Input:
>>>>>

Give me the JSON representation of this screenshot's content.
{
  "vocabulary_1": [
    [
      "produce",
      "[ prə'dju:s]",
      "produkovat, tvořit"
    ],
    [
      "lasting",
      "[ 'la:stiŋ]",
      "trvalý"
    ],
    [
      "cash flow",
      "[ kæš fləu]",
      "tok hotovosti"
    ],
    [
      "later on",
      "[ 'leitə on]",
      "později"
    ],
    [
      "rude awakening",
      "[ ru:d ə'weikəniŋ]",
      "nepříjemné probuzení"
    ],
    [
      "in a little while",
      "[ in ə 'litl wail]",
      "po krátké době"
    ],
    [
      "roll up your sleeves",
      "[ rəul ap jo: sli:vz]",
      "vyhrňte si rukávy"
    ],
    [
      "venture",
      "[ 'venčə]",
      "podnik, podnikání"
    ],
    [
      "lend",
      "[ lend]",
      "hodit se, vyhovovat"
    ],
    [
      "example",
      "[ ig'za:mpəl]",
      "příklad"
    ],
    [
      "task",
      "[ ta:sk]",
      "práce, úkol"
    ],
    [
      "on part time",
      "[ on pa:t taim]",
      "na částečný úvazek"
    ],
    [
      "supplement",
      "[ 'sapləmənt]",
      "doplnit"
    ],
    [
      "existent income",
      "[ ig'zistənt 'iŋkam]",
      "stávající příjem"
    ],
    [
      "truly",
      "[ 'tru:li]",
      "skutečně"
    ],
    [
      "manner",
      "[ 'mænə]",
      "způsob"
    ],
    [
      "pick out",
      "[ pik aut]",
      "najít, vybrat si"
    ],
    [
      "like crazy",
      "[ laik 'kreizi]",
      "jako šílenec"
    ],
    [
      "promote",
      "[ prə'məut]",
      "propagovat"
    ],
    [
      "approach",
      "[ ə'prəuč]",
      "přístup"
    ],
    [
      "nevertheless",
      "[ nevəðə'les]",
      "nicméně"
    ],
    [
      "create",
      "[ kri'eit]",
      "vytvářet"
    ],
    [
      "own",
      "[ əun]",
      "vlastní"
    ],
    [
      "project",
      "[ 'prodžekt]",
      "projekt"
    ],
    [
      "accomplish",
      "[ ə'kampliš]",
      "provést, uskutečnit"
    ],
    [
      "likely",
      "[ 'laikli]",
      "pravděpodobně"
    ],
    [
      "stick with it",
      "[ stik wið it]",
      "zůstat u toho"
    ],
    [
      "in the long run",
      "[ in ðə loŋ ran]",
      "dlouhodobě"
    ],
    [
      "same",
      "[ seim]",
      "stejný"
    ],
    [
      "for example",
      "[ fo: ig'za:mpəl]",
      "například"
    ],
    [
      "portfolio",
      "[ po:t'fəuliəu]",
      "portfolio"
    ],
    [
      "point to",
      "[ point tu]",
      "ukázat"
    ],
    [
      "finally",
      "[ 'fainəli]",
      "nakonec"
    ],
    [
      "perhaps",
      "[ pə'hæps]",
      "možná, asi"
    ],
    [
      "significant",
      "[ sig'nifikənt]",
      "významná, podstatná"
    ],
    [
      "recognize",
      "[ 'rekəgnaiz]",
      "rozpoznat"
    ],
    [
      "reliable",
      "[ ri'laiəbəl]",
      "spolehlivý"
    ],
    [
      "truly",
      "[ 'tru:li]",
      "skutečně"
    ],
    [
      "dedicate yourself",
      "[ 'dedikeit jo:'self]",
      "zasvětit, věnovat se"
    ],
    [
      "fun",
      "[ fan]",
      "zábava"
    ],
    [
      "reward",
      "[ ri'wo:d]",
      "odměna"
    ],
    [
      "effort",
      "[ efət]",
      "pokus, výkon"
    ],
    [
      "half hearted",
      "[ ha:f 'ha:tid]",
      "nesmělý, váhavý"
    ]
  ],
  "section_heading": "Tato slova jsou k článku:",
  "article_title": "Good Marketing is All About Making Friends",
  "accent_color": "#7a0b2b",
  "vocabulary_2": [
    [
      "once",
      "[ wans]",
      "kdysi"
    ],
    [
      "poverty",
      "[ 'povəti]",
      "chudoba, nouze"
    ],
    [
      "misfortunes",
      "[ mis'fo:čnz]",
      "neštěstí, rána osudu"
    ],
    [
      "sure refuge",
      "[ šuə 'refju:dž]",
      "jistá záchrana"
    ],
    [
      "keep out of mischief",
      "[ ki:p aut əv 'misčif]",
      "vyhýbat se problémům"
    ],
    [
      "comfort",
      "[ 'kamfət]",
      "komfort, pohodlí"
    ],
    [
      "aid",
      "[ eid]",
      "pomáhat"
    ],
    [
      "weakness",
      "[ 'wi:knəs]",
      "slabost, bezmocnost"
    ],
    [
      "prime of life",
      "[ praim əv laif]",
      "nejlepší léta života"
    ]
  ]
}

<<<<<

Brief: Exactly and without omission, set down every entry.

Response area:
Give me the JSON representation of this screenshot's content.
{
  "vocabulary_1": [
    [
      "produce",
      "[ prə'dju:s]",
      "produkovat, tvořit"
    ],
    [
      "lasting",
      "[ 'la:stiŋ]",
      "trvalý"
    ],
    [
      "cash flow",
      "[ kæš fləu]",
      "tok hotovosti"
    ],
    [
      "later on",
      "[ 'leitə on]",
      "později"
    ],
    [
      "rude awakening",
      "[ ru:d ə'weikəniŋ]",
      "nepříjemné probuzení"
    ],
    [
      "in a little while",
      "[ in ə 'litl wail]",
      "po krátké době"
    ],
    [
      "roll up your sleeves",
      "[ rəul ap jo: sli:vz]",
      "vyhrňte si rukávy"
    ],
    [
      "venture",
      "[ 'venčə]",
      "podnik, podnikání"
    ],
    [
      "lend",
      "[ lend]",
      "hodit se, vyhovovat"
    ],
    [
      "example",
      "[ ig'za:mpəl]",
      "příklad"
    ],
    [
      "task",
      "[ ta:sk]",
      "práce, úkol"
    ],
    [
      "on part time",
      "[ on pa:t taim]",
      "na částečný úvazek"
    ],
    [
      "supplement",
      "[ 'sapləmənt]",
      "doplnit"
    ],
    [
      "existent income",
      "[ ig'zistənt 'iŋkam]",
      "stávající příjem"
    ],
    [
      "truly",
      "[ 'tru:li]",
      "skutečně"
    ],
    [
      "manner",
      "[ 'mænə]",
      "způsob"
    ],
    [
      "pick out",
      "[ pik aut]",
      "najít, vybrat si"
    ],
    [
      "like crazy",
      "[ laik 'kreizi]",
      "jako šílenec"
    ],
    [
      "promote",
      "[ prə'məut]",
      "propagovat"
    ],
    [
      "approach",
      "[ ə'prəuč]",
      "přístup"
    ],
    [
      "nevertheless",
      "[ nevəðə'les]",
      "nicméně"
    ],
    [
      "create",
      "[ kri'eit]",
      "vytvářet"
    ],
    [
      "own",
      "[ əun]",
      "vlastní"
    ],
    [
      "project",
      "[ 'prodžekt]",
      "projekt"
    ],
    [
      "accomplish",
      "[ ə'kampliš]",
      "provést, uskutečnit"
    ],
    [
      "likely",
      "[ 'laikli]",
      "pravděpodobně"
    ],
    [
      "stick with it",
      "[ stik wið it]",
      "zůstat u toho"
    ],
    [
      "in the long run",
      "[ in ðə loŋ ran]",
      "dlouhodobě"
    ],
    [
      "same",
      "[ seim]",
      "stejný"
    ],
    [
      "for example",
      "[ fo: ig'za:mpəl]",
      "například"
    ],
    [
      "portfolio",
      "[ po:t'fəuliəu]",
      "portfolio"
    ],
    [
      "point to",
      "[ point tu]",
      "ukázat"
    ],
    [
      "finally",
      "[ 'fainəli]",
      "nakonec"
    ],
    [
      "perhaps",
      "[ pə'hæps]",
      "možná, asi"
    ],
    [
      "significant",
      "[ sig'nifikənt]",
      "významná, podstatná"
    ],
    [
      "recognize",
      "[ 'rekəgnaiz]",
      "rozpoznat"
    ],
    [
      "reliable",
      "[ ri'laiəbəl]",
      "spolehlivý"
    ],
    [
      "truly",
      "[ 'tru:li]",
      "skutečně"
    ],
    [
      "dedicate yourself",
      "[ 'dedikeit jo:'self]",
      "zasvětit, věnovat se"
    ],
    [
      "fun",
      "[ fan]",
      "zábava"
    ],
    [
      "reward",
      "[ ri'wo:d]",
      "odměna"
    ],
    [
      "effort",
      "[ efət]",
      "pokus, výkon"
    ],
    [
      "half hearted",
      "[ ha:f 'ha:tid]",
      "nesmělý, váhavý"
    ]
  ],
  "section_heading": "Tato slova jsou k článku:",
  "article_title": "Good Marketing is All About Making Friends",
  "accent_color": "#7a0b2b",
  "vocabulary_2": [
    [
      "once",
      "[ wans]",
      "kdysi"
    ],
    [
      "poverty",
      "[ 'povəti]",
      "chudoba, nouze"
    ],
    [
      "misfortunes",
      "[ mis'fo:čnz]",
      "neštěstí, rána osudu"
    ],
    [
      "sure refuge",
      "[ šuə 'refju:dž]",
      "jistá záchrana"
    ],
    [
      "keep out of mischief",
      "[ ki:p aut əv 'misčif]",
      "vyhýbat se problémům"
    ],
    [
      "comfort",
      "[ 'kamfət]",
      "komfort, pohodlí"
    ],
    [
      "aid",
      "[ eid]",
      "pomáhat"
    ],
    [
      "weakness",
      "[ 'wi:knəs]",
      "slabost, bezmocnost"
    ],
    [
      "prime of life",
      "[ praim əv laif]",
      "nejlepší léta života"
    ]
  ]
}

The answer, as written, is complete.